--- Dataset extract ---

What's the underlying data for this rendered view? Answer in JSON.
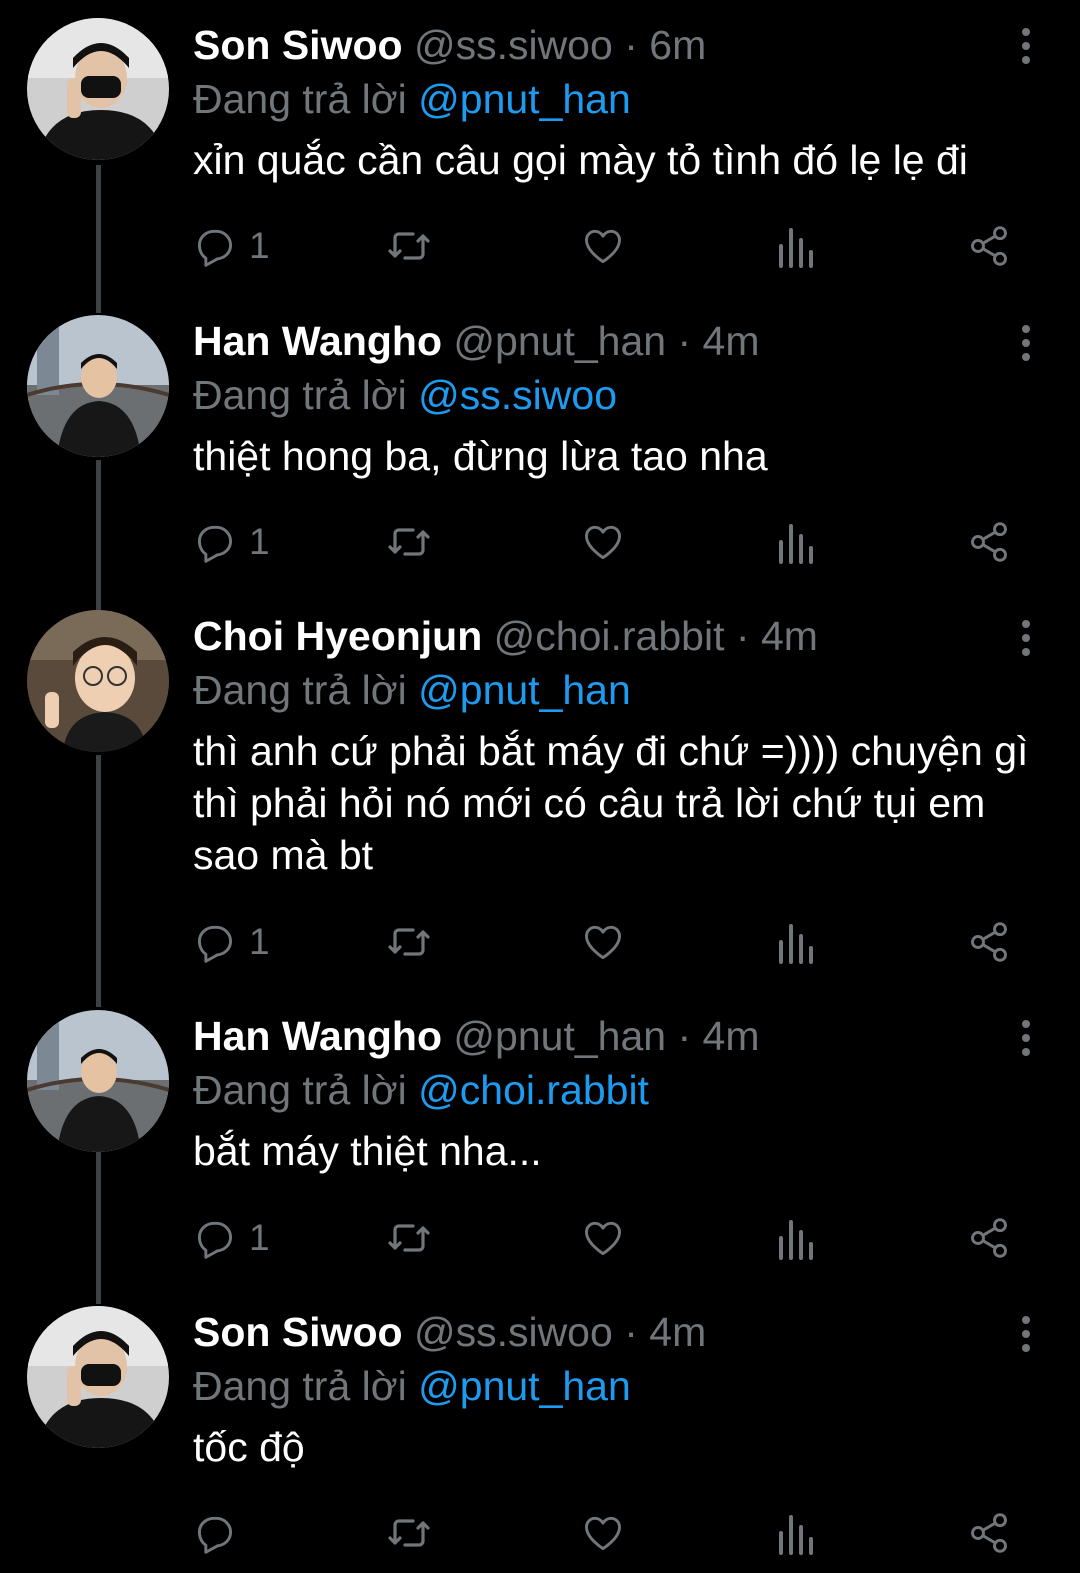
{
  "tweets": [
    {
      "name": "Son Siwoo",
      "handle": "@ss.siwoo",
      "time": "6m",
      "reply_prefix": "Đang trả lời",
      "reply_to": "@pnut_han",
      "text": "xỉn quắc cần câu gọi mày tỏ tình đó lẹ lẹ đi",
      "reply_count": "1",
      "avatar": "son-siwoo"
    },
    {
      "name": "Han Wangho",
      "handle": "@pnut_han",
      "time": "4m",
      "reply_prefix": "Đang trả lời",
      "reply_to": "@ss.siwoo",
      "text": "thiệt hong ba, đừng lừa tao nha",
      "reply_count": "1",
      "avatar": "han-wangho"
    },
    {
      "name": "Choi Hyeonjun",
      "handle": "@choi.rabbit",
      "time": "4m",
      "reply_prefix": "Đang trả lời",
      "reply_to": "@pnut_han",
      "text": "thì anh cứ phải bắt máy đi chứ =)))) chuyện gì thì phải hỏi nó mới có câu trả lời chứ tụi em sao mà bt",
      "reply_count": "1",
      "avatar": "choi-hyeonjun"
    },
    {
      "name": "Han Wangho",
      "handle": "@pnut_han",
      "time": "4m",
      "reply_prefix": "Đang trả lời",
      "reply_to": "@choi.rabbit",
      "text": "bắt máy thiệt nha...",
      "reply_count": "1",
      "avatar": "han-wangho"
    },
    {
      "name": "Son Siwoo",
      "handle": "@ss.siwoo",
      "time": "4m",
      "reply_prefix": "Đang trả lời",
      "reply_to": "@pnut_han",
      "text": "tốc độ",
      "reply_count": "",
      "avatar": "son-siwoo"
    }
  ],
  "icons": {
    "reply": "reply-icon",
    "retweet": "retweet-icon",
    "like": "like-icon",
    "views": "views-icon",
    "share": "share-icon",
    "more": "more-icon"
  },
  "colors": {
    "background": "#000000",
    "muted": "#71767b",
    "mention": "#1d9bf0",
    "thread_line": "#3e4144"
  }
}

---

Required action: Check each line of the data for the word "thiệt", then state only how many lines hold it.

Response: 2